When I was in my early 20s, I started to tell people that I wanted to be a novelist. Many would respond with something like, “Oh, writing the Great American novel?” Yes, I’d say, naively. thumbnailI thought it would be awesome to have my name in conversation with the literary greats—Ernest Hemingway, Toni Morrison, etc.,…and me. Graduate students in literature across the country would analyze my works for their theses and dissertations. I could be Toni’s BFF. I thought that was what writers were supposed to do: aspire to literary greatness, work on penning the Great American Novel, and dream of having tea with Toni. But the more I wrote, the more my perspective started to change.

I started noticing that I was developing a voice, and that voice wasn’t “literary.” It wasn’t very sophisticated, nor polished, nor grand. The vocabulary used didn’t require a dictionary. The descriptions didn’t drip in eloquence for pages and pages. Of course there are many exceptions for Great American Novels that don’t adhere to those criteria, but it’s what I noticed for the majority of them. I started to panic. The differences between the work of the greats and my far-from-great work were vast. I couldn’t write the Great American Novel. Perhaps I should stop.
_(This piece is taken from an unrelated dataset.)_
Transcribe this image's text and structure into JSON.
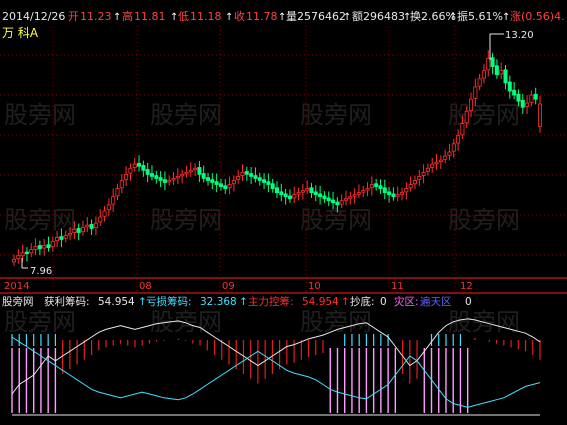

Even with that doubt, I couldn’t stop writing. Characters still formed in my mind. Conversations still flowed in waves. Writing was involuntary, a compulsion. Not writing meant that something was missing in my life—not writing meant sometimes I’d get a little cranky. The act of not writing wasn’t an option.

CHECK OUT: Writer’s Don’t Write to Get Published

I decided to accept my writing “limitations.” I would write just to write. I would take classes, try to get better and enjoy the craft. I would read more books that weren’t of the Great American Novel ilk. Many of them, I would enjoy, as flawed and imperfect as they were. (I’m flawed and imperfect, too, aren’t I?) Those novels were attainable. They inspired me. Those books made me want to keep writing. If I can fall in love with, and be motived by, a less-than-Great American novel, maybe someone will feel the same way about mine.

What about you? How do you feel about writing the Great American Novel?